* [DATA]
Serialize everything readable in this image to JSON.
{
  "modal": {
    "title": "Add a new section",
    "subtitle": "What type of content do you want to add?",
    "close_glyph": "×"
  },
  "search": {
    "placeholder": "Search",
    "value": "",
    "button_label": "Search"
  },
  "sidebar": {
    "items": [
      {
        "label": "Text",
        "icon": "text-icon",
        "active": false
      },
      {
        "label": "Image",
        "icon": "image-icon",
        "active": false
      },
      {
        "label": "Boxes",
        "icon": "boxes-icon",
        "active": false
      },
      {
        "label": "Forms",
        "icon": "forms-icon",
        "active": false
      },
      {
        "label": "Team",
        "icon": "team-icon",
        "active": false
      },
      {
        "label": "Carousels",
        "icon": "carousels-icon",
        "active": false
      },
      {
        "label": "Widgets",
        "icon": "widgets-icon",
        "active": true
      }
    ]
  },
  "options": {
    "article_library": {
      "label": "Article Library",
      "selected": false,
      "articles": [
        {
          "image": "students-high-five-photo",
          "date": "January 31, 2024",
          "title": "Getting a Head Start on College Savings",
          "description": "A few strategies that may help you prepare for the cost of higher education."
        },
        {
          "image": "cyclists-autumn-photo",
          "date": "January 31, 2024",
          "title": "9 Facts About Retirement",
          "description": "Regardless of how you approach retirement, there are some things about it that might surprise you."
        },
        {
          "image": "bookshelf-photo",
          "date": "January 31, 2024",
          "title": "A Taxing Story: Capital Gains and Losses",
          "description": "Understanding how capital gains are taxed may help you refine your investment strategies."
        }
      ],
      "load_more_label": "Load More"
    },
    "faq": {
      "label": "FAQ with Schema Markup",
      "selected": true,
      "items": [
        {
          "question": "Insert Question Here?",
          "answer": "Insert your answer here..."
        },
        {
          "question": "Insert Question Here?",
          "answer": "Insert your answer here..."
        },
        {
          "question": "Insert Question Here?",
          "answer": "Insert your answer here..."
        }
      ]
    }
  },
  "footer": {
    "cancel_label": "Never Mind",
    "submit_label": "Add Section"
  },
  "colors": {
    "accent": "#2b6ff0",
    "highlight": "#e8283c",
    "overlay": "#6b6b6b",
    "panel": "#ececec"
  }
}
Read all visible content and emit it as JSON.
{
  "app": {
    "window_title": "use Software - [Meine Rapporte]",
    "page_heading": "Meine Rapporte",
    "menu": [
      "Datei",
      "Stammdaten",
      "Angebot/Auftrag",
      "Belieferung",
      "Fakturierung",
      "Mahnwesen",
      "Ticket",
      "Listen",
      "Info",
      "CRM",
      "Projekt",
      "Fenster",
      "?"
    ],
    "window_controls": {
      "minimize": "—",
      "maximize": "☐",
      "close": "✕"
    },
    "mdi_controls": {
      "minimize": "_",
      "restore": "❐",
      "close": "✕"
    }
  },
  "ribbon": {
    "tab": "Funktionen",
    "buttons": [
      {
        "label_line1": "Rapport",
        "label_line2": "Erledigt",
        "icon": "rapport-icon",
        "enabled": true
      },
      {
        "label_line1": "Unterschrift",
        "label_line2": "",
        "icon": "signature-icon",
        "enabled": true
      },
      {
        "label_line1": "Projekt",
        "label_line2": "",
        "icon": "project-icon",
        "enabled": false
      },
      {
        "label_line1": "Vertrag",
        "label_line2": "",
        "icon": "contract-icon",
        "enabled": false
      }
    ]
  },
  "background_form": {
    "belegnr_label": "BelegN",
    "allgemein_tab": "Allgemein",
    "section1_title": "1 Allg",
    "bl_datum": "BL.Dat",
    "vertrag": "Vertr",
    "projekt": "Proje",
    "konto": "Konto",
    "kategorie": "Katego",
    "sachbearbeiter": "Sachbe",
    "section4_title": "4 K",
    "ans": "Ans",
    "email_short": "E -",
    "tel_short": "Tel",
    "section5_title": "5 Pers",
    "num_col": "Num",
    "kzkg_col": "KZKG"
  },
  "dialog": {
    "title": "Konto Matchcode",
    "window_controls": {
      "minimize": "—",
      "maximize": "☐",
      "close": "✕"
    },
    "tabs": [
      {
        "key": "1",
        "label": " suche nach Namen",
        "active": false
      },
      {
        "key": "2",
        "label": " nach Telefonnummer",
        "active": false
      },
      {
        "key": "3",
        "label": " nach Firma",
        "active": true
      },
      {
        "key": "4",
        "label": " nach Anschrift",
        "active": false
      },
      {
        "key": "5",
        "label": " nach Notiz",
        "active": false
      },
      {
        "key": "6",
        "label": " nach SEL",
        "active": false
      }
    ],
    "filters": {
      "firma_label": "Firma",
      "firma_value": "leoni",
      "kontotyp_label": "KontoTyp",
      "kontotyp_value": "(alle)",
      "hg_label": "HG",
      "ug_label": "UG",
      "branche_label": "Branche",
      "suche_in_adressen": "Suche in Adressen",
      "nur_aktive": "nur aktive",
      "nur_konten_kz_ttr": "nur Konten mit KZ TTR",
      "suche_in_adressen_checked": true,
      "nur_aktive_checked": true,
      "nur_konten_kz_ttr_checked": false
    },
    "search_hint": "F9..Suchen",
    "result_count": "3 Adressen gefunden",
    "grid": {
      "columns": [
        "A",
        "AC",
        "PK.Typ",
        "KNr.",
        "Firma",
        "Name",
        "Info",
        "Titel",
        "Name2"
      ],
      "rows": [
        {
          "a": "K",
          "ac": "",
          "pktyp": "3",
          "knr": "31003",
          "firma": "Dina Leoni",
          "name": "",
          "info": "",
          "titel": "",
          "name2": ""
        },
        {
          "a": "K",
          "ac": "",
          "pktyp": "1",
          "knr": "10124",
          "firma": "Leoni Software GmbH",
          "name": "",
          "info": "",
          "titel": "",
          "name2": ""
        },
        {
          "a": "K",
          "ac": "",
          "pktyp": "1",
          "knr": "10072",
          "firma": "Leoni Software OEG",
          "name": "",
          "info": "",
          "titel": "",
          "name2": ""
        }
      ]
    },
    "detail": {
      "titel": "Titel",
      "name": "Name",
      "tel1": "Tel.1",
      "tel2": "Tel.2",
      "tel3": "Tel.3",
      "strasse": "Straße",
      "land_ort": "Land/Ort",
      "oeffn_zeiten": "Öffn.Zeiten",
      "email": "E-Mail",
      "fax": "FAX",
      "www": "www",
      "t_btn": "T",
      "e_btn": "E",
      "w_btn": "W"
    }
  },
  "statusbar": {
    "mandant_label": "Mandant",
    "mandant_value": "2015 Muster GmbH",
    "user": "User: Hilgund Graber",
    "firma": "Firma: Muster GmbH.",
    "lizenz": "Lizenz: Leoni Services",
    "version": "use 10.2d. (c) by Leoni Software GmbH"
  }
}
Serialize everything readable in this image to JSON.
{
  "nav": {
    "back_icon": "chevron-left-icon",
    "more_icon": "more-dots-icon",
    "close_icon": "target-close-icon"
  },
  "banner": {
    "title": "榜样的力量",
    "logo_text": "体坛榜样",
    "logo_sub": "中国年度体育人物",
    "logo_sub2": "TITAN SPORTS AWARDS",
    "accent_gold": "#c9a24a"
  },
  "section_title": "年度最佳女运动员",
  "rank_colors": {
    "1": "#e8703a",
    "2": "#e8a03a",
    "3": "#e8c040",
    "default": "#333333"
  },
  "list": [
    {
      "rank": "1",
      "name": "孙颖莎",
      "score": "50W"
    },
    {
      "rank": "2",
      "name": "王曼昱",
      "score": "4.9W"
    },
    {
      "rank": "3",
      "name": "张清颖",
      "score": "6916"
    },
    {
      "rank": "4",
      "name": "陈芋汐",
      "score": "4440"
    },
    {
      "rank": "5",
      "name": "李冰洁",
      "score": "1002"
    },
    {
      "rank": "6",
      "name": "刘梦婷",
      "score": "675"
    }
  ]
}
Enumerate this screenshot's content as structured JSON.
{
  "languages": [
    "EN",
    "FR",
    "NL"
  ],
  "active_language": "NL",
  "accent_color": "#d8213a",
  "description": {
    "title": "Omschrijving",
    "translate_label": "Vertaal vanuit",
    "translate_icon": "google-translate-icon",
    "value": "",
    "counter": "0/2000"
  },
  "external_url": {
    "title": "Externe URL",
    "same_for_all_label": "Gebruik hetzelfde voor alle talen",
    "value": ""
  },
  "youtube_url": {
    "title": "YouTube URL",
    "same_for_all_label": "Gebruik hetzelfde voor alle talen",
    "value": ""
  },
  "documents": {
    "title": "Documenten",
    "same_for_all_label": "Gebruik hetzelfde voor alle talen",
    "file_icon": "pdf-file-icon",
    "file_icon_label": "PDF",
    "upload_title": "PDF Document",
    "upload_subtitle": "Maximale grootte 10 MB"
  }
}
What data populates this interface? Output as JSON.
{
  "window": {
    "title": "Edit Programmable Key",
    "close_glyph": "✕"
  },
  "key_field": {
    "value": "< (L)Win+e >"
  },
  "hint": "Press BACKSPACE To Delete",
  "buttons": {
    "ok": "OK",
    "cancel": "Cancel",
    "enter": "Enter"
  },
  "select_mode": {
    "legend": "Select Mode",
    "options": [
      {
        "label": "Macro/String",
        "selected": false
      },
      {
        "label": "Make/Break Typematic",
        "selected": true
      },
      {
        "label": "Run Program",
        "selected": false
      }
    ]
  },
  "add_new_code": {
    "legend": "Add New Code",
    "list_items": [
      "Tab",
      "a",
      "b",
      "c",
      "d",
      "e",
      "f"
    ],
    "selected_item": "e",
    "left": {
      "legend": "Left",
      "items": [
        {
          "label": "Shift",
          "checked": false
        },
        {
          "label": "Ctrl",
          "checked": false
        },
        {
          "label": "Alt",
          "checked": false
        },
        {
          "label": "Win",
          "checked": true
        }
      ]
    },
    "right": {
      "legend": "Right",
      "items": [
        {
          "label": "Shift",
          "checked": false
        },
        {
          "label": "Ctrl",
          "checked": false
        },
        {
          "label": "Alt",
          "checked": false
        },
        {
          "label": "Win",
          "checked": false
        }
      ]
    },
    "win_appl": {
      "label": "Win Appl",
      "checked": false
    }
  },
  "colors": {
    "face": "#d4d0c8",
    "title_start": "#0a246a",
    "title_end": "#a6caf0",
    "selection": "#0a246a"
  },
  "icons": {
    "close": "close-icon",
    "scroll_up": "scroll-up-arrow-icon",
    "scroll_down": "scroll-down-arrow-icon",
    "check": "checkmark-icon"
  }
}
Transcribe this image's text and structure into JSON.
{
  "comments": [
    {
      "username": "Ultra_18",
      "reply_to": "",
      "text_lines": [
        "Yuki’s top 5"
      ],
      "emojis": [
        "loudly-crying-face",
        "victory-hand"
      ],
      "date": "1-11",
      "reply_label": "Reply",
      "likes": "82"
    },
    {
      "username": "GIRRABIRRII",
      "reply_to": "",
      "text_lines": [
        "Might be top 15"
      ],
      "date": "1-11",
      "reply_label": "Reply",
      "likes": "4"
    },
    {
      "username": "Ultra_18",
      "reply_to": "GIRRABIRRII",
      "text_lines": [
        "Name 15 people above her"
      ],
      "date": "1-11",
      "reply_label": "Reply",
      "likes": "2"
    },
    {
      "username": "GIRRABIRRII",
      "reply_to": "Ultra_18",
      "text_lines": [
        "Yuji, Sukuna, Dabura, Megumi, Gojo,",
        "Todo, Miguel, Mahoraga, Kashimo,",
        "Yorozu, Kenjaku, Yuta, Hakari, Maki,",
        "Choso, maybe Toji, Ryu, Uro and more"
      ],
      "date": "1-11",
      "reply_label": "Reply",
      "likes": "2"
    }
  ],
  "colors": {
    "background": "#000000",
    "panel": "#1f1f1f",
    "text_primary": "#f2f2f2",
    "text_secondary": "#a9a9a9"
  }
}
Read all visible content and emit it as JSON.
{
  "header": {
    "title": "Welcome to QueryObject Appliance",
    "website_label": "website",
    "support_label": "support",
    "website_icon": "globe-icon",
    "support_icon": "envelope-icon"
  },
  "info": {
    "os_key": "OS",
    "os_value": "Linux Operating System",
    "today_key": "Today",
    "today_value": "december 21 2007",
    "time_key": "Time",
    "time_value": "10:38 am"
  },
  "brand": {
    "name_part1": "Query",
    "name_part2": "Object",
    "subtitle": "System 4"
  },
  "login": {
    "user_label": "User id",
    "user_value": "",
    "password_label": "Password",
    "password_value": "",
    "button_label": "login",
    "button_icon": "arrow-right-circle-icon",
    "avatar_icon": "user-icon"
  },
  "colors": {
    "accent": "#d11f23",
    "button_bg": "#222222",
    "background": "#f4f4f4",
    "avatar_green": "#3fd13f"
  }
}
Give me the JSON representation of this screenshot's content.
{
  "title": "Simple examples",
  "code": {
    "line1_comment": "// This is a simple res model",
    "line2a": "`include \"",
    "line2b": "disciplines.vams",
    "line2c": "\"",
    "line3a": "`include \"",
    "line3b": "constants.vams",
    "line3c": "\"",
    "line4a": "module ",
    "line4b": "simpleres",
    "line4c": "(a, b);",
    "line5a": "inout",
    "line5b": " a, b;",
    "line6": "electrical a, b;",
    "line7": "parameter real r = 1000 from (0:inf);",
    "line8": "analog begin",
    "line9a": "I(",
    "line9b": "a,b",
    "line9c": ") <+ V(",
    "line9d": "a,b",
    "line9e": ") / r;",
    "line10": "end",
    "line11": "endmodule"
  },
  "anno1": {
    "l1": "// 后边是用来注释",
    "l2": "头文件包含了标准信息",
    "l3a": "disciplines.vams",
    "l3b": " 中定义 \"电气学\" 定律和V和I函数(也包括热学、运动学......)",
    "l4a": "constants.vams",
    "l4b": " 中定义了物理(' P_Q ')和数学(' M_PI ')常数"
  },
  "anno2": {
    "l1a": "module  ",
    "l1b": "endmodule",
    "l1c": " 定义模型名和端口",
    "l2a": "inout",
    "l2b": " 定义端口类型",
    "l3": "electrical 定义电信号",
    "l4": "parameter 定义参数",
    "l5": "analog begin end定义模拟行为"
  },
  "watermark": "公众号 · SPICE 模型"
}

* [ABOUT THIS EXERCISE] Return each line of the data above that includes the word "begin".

* [REPLY]
    "line8": "analog begin",
    "l5": "analog begin end定义模拟行为"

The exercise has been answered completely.